Challenges of Stopping Bot-Based API Attacks

PUBLISHED ON October 5, 2022
LAST UPDATED Oct 05, 2022

Bots are increasingly making life more difficult for security teams. Attacks against APIs and web apps almost always now involve bots or botnets, and attackers are using them in crafty and clever ways. For security teams, one IP address behaving suspiciously is an easy block; a flood of IP addresses behaving suspiciously is clear nefarious activity as well. But with a botnet army of IP addresses that each look like a unique user, attackers are creating attacks that are not so obvious and much more challenging.  

Here are a few bot tactics we at ThreatX are observing that are causing security headaches. 

Low and Slow Bot Attacks

“Low and slow” attacks are one of the biggest challenges in stopping botnets. With more traditional bot attacks, whether a DDoS or credential stuffing attack, the attackers just release the floodgate, and the security team suddenly sees a huge increase of IPs trying to reach their servers and either DDoSing or trying to get login credentials. It’s relatively easy to spot this anomalous activity and block it.  

But nowadays, we’re seeing a lot more low and slow attacks, where the attackers use a wide range of distributed IPs. Each of these IP addresses is only executing one request, and doing so slowly — maybe once a minute, or maybe even once every five minutes. These look like legitimate requests, but they’re enumerating through accounts in order to steal credentials. 

Some of the attacks that we see on a regular basis leverage mobile applications with an API backend. Attackers capture the request from the mobile application to the origin server, then they just replay that, but very slowly across millions of nodes. And it becomes really challenging to detect which requests are good, and which ones are bad. Is this somebody failing to log in legitimately using the mobile application, or is this actually one of the nodes enumerating through some captured credentials from Pastebin? 

Bots Avoiding Geoblocking 

When using a botnet made up of thousands of distributed IPs, attackers can also end run many traditional security controls. For instance, for organizations only doing business in certain areas or regions, geo-blocking has been a standard security control – you simply block any IP address coming from a location where you are not doing business. However, today, attackers using botnets made up of thousands of IP addresses can work around geoblocking. When they realize that certain countries, continents, or regions are getting blocked, they simply swap out those IPs and move to IPs where the requests are getting through. 

It often feels to us like an arms race. The attackers are doing what we’re doing, watching as some nodes get bad or blocked responses, and some end up as valid requests. Once the attackers see what’s getting through, they’ll shift their resources. At the same time, we’re watching them shift resources and trying to anticipate, identify, and block them.  
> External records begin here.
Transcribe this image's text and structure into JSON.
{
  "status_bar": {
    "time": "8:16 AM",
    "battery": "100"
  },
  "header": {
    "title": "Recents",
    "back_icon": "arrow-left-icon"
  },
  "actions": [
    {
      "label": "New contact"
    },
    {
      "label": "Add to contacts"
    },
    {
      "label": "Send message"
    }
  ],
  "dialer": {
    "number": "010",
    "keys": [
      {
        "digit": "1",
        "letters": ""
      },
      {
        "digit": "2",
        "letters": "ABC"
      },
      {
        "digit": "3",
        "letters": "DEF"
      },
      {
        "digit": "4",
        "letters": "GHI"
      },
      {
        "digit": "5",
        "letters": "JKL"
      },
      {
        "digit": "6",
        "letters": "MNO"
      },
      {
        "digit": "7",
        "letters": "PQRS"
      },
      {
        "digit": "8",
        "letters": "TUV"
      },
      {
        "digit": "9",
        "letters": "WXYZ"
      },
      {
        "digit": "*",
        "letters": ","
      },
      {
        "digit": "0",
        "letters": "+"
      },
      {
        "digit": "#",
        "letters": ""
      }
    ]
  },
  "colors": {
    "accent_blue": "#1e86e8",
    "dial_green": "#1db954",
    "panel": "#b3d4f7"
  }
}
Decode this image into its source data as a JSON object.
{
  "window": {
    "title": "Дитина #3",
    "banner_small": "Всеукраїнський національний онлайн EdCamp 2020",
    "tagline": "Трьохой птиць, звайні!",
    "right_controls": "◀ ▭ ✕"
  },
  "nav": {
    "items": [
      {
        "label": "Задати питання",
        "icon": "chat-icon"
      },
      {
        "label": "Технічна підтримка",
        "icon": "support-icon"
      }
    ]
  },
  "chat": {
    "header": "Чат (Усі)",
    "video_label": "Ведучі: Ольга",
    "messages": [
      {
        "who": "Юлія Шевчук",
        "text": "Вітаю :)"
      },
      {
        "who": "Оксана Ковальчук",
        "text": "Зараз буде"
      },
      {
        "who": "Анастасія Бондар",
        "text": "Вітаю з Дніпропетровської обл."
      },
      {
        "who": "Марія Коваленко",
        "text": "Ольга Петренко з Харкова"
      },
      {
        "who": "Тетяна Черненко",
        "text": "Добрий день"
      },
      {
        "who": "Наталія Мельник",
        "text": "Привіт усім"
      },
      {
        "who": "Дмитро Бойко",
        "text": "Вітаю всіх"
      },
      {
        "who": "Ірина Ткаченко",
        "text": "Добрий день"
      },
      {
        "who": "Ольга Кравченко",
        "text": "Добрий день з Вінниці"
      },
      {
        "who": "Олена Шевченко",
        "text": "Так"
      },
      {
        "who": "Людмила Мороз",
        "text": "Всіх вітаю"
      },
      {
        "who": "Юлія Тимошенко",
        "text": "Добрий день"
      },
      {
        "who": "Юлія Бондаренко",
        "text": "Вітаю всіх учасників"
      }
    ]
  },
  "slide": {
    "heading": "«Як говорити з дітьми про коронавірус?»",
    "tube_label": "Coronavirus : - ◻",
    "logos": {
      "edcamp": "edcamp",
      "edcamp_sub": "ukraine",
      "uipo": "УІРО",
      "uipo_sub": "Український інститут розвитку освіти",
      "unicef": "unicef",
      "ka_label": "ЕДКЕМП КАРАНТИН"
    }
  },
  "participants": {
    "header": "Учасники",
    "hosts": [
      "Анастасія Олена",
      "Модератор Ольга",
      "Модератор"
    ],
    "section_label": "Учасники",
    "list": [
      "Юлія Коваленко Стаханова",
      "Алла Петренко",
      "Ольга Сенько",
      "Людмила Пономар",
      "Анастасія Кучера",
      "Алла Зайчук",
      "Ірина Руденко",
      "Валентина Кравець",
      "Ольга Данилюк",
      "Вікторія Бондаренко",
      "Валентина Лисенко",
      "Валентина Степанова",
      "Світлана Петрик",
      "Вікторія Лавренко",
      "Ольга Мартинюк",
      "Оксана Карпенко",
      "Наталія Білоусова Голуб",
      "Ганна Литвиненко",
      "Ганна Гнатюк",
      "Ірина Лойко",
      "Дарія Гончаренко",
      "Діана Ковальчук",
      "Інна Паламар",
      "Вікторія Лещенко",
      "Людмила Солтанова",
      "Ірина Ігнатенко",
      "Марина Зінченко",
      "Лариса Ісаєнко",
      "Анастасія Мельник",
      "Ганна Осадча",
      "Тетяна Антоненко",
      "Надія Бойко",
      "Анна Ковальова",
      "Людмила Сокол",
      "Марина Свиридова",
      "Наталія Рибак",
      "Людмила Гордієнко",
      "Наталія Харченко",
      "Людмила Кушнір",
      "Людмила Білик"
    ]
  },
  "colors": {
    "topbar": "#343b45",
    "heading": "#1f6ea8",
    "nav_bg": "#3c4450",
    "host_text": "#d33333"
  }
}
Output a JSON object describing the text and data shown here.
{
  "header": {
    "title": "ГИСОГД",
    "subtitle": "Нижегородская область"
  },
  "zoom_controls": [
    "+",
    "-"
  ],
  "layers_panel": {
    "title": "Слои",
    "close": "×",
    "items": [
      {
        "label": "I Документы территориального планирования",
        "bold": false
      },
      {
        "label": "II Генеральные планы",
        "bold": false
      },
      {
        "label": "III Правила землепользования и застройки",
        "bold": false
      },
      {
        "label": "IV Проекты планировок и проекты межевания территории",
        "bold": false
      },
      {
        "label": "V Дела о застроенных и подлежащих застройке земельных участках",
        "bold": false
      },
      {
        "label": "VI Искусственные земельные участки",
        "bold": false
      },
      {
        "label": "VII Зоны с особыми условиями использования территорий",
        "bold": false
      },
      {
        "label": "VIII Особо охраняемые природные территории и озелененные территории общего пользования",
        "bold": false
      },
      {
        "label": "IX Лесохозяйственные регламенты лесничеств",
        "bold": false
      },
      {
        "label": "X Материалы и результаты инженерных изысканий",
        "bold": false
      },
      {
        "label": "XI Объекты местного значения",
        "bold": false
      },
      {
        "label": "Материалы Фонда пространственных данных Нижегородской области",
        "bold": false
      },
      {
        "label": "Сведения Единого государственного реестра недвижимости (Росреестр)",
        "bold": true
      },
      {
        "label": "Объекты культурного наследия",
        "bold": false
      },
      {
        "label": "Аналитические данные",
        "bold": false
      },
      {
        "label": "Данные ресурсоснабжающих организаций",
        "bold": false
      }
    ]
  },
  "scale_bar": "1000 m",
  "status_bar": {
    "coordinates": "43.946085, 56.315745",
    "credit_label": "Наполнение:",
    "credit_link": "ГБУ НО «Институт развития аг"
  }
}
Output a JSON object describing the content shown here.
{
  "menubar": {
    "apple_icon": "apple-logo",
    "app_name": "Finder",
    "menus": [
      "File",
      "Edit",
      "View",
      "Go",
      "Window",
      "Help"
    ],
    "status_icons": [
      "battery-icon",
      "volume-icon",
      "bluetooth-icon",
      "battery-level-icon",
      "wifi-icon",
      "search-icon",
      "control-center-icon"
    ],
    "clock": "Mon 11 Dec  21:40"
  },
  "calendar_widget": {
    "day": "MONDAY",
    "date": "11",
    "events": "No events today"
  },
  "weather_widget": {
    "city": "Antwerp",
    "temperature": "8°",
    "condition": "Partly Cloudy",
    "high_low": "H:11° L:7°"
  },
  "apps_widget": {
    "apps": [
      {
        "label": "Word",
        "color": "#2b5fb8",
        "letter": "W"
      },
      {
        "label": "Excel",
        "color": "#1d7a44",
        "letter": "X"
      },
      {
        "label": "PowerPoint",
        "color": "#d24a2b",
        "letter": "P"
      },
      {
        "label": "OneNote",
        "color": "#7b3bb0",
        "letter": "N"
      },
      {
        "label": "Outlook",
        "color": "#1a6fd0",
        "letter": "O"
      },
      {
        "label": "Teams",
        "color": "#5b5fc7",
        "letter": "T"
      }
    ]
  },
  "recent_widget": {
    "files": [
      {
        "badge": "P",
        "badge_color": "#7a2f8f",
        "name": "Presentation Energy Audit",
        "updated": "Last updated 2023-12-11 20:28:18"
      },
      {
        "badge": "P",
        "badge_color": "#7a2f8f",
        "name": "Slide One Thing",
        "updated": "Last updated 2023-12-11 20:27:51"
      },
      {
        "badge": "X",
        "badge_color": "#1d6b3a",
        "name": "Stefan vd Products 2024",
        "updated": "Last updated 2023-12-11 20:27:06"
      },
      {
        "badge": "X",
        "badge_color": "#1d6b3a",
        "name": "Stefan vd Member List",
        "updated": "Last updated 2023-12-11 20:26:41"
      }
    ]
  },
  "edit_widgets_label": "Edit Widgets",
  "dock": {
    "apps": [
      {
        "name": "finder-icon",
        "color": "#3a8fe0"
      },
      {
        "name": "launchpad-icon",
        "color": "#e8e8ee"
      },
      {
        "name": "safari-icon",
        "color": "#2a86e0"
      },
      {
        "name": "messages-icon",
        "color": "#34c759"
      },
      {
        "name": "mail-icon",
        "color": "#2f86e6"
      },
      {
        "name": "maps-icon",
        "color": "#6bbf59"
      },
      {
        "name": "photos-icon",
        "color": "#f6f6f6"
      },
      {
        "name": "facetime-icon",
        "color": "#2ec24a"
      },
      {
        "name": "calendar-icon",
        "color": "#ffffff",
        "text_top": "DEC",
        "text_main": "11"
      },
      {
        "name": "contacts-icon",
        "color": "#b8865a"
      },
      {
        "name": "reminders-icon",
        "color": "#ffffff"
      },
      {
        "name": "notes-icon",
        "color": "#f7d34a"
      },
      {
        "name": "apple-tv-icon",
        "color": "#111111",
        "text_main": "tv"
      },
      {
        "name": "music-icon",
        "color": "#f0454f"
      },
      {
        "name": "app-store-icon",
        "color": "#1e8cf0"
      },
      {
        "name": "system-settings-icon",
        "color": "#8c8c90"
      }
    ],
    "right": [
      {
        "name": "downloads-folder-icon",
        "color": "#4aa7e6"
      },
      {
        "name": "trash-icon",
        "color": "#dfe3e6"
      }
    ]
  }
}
Bots as Gray Noise 

Finally, bots are making life more difficult for security teams by acting as gray noise while the attackers go after the real target. Attackers now frequently use botnets to trigger a flurry of alerts that security has to follow up on. While security is distracted with the noise, the attackers are free to carry out the real attack pattern behind the scenes. 

For instance, while your SOC team is trying to mitigate a massive DDoS attack, you might miss the one or two requests hitting an already-known endpoint that an attacker discovered during a recon phase. It’s often these attacks carried out while security is distracted that are the ones causing data breaches.  

Bot mitigation is an important part of the API security mix; learn more in our recent webcast Malicious Bots in Modern Threats


About the Author

Neil Weitzel

Neil is the Manager of the ThreatX Security Operations Center and is located in Boston, MA. He has 15 years of experience working in various roles, from user support to leading security programs. Neil has profound experience in security architecture and cybersecurity best practices, which helps him provide valuable insight to security teams. Before ThreatX, Neil worked with organizations such as Cognizant as an Application Security Architect, Cigital (now Synopsys) as their Practice Director of Vulnerability Assessments, and EIQ Networks (now Cygilant) as their Director of Security Research. Neil also served as a Cybersecurity Instructor and delivered numerous Security and Defensive Programming courses to various clients such as NASA and PayPal. He is an active member of the security community and has delivered lectures at DEF CON, OWASP and local security meetups. Neil also acts as an adjunct lecturer on Software Engineering at his alma mater, Indiana University.